NEW YORK (Legal Newsline) - New York Attorney General Eric Schneiderman announced his opposition on Friday to a proposed resolution by the Nuclear Regulatory Commission about his petition to have federal fire safety requirements enforced at Indian Point.
Schneiderman filed a petition in March 2011 requesting that the federal NRC identify fire safety violations at the Westchester County facility and compel compliance immediately. Fire safety regulations were established federally in 1980 to make sure that nuclear power plants could shut down safely after and during a fire emergency.
Schneiderman's comments opposing the proposed resolution argued that the proposal fundamentally fails to improve fire safety at Indian Point because it does not require identification and correction of all fire safety requirement violations at the facility. Additionally, he argued that the limited compliance actions proposed by the NRC would correct only previously identified fire safety problems with an unenforceable and voluntary obligation with an uncertain date. Schneiderman also argued that the NRC should have imposed a monetary penalty for knowingly allowing fire safety violations to continue unchecked for years.
"Federal fire safety requirements were established to keep nuclear power plants secure in the event of a fire emergency," Schneiderman said.
"However, for over 30 years, and with a 'wink and a nod' from the NRC, Indian Point has ignored its responsibility to comply fully with these critical safety requirements. The NRC is now proposing to continue this shameful tradition by failing to force Indian Point to ensure that all violations of federal fire safety requirements are promptly eliminated.
"The NRC's failed approach fuels lingering questions about Indian Point's safety and that of the 17 million people who live and work in close proximity to it."
Schneiderman's petition requested that the NRC identify all fire safety violations at the facility, require immediate correction and to deny more than 100 exemptions from the safety requirements requested by Indian Point. In February, in a separate action from the petition, the NRC rejected most of the fire safety exemptions sought by the facility.
On July 2, the director of the NRC's Division of Operating Reactor Licensing responded to the petition with a proposed director's decision. The NRC proposed to resolve the petition by accepting a voluntary schedule from Indian Point to correct the fire safety violations that were not granted an exemption by the NRC in February.
Schneiderman said that the proposal fails to ensure the fire safety violations at Indian Point will be eliminated. The alleged deficiencies in the proposal include failing to set a date by which the facility must fully comply with all fire safety requirements, failing to commit the NRC to the identification and correction of all the fire safety violations, and failing to set a mandatory and enforceable schedule for complying with the violations the NRC does identify and require correction.

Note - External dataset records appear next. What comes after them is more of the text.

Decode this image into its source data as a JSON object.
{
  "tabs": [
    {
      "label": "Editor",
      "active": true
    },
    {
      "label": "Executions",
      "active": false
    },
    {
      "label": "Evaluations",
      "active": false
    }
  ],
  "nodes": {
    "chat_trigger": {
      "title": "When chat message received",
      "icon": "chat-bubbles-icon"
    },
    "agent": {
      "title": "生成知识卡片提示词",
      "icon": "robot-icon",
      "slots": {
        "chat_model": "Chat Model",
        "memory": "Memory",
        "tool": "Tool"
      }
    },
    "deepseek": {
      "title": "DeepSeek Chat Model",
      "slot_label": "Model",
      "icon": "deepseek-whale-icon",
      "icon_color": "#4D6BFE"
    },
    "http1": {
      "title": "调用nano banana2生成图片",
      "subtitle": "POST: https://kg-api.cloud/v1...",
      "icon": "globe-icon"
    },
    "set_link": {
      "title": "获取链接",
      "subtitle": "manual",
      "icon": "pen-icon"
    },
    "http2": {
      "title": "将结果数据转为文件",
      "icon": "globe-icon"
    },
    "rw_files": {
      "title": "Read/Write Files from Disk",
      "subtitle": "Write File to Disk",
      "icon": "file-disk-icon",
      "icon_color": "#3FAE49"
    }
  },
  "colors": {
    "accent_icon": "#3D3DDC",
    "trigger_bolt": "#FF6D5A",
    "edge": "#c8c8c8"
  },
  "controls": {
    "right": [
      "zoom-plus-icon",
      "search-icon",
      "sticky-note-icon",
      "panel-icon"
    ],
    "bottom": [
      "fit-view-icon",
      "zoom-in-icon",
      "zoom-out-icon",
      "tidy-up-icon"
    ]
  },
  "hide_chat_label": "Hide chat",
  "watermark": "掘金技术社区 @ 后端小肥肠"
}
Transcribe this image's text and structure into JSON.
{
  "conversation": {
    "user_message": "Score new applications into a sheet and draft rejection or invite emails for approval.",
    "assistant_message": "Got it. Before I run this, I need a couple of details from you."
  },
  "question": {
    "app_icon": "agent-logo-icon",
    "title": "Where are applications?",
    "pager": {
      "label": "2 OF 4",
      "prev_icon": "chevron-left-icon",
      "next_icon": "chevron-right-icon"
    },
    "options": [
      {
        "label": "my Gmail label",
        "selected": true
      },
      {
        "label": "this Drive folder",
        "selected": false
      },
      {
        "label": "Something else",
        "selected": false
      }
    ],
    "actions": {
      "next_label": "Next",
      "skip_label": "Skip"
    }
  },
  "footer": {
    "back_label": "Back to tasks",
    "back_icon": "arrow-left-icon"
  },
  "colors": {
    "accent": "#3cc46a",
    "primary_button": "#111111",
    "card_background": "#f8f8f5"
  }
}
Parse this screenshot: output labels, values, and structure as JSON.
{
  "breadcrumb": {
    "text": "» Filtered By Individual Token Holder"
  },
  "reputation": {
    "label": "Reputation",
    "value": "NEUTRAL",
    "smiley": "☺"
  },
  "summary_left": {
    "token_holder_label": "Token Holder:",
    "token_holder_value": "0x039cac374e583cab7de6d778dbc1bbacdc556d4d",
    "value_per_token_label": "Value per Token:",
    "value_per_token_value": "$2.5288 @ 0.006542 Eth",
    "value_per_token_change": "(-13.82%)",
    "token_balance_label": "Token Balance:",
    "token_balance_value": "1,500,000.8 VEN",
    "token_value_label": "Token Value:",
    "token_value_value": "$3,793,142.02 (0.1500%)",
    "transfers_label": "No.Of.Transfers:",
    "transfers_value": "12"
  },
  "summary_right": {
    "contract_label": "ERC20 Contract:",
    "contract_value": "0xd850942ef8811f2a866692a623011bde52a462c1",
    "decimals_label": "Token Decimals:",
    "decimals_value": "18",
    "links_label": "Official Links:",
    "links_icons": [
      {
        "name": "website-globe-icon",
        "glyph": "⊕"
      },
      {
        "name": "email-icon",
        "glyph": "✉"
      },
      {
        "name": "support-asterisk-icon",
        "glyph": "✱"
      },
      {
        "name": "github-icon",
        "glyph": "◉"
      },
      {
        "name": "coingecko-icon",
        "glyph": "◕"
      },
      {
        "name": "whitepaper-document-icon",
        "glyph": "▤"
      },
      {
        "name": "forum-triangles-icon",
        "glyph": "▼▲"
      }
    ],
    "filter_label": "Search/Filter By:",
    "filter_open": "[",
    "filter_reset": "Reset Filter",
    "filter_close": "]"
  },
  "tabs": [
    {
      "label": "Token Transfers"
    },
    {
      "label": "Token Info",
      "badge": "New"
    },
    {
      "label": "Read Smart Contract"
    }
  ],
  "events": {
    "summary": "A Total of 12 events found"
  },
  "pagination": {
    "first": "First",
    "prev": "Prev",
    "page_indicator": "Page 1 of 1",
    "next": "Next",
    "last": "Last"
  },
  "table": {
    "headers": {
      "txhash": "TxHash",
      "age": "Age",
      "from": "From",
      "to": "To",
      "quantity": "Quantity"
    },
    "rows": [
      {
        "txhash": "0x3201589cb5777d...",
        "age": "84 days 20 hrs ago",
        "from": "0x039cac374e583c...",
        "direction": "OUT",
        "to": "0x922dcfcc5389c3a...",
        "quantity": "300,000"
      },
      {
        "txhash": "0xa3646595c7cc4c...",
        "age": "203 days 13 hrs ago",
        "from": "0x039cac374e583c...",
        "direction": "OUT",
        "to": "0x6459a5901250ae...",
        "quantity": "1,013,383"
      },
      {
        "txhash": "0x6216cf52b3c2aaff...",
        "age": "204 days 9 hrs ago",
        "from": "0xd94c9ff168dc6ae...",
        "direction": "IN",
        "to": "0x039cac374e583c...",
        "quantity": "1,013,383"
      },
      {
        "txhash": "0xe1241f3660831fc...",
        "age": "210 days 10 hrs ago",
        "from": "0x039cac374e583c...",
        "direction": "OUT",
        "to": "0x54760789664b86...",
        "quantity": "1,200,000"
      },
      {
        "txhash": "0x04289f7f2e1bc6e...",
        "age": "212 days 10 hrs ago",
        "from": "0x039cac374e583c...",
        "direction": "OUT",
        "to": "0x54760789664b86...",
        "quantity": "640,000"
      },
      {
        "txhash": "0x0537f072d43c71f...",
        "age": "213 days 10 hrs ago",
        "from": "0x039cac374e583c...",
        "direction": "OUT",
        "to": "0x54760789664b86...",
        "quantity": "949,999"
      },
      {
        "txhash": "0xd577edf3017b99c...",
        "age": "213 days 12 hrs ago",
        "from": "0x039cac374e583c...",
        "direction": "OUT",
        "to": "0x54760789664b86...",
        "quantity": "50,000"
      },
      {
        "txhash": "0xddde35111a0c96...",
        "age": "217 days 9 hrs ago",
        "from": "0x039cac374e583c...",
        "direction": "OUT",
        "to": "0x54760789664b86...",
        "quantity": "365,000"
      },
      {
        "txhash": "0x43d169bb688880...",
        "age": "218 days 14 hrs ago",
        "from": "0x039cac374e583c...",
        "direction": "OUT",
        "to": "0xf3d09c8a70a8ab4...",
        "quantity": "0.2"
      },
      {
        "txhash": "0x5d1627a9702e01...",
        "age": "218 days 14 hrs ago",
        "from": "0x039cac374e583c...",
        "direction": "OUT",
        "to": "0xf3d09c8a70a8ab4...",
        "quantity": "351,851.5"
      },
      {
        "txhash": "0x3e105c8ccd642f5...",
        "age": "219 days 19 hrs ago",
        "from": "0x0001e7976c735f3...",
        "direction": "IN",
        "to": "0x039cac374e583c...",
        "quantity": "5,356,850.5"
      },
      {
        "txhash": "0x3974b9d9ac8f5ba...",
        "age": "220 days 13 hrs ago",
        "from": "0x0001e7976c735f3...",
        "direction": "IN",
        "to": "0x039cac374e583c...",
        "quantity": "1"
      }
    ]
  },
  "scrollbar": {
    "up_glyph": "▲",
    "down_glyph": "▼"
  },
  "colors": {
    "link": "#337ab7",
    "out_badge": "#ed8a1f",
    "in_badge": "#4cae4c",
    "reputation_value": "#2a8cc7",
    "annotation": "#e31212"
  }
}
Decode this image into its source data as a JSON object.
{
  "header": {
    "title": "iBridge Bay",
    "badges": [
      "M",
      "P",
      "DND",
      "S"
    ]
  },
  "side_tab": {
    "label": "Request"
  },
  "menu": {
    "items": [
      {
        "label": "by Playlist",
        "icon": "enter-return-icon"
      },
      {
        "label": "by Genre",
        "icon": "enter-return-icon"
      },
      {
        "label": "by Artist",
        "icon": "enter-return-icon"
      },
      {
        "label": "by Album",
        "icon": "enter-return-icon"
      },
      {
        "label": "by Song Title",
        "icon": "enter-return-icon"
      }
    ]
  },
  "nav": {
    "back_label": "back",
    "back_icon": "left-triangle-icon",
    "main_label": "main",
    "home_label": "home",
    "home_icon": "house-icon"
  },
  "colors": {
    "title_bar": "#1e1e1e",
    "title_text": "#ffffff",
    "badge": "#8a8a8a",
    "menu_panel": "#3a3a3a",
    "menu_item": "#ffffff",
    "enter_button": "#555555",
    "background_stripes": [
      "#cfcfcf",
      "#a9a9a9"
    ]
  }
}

Schneiderman also said that the resolution fails to impose any monetary penalties against Entergy, Indian Point's owner, for 20 years of non-compliance with the fire safety requirements at Unit 3 and Unit 2.
"New Yorkers deserve nothing less than a full, fair and open examination of numerous critical questions about the safety of Indian Point before any decisions are made about its relicensing," Schneiderman said. "Clearly, questions about Indian Point's fire security, and its ability to shut down safely during and after an emergency, need to be completely addressed and resolved."